The announcement was given by the EU Commissioner for Energy and Climate Action, Arias Cañete, during the press conference on the discussions between the EU Council and Parliament and the progress in negotiations on three legislative proposals under the clean energy package: the regulation on governance of the Energy Union and the two directives on renewable energy and energy efficiency.

Cañete has stressed that there are currently four different groups for four different targets within the European Union: the aforementioned 35% group; a group of member states aiming for a target over 30%, but “far away from 35%”; a group which sticks to the idea of a 30% target; and another group composed of countries with different lower targets.

Cañete has also stated that current negotiations on the final target are still difficult and that several issues must be solved before a final agreement will be reached. “For this reason, the European Presidency has put a compromise proposal with different level of ambitions and flexibility,” the Energy Commissioner added.
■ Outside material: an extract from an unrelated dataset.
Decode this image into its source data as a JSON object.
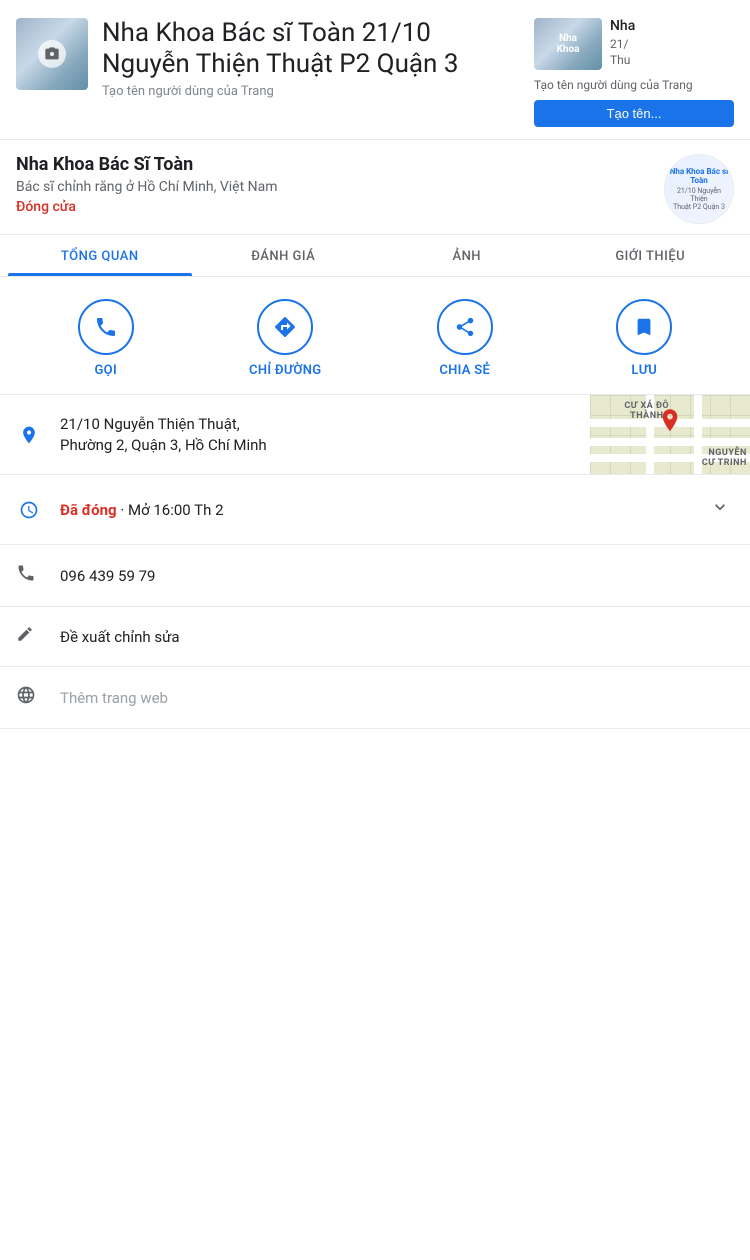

The alignment of Italy and Spain with the 35% group, however, may facilitate the reaching of a final agreement, which is expected to be announced on Wednesday.

The European Parliament had approved in January the proposal submitted by its Committee on Industry, Research and Energy (ITRE), to set an EU 2030 renewable energy target of 35%, while the European Council had later proposed, instead, a flexible target of up to 32-33%.

That Spain and Italy have changed their mind on final EU target for renewables, on the other hand, is not only due to the formation of possibly new more green-oriented governments, but also to a renewed interest and growing investments in solar and renewables in both countries.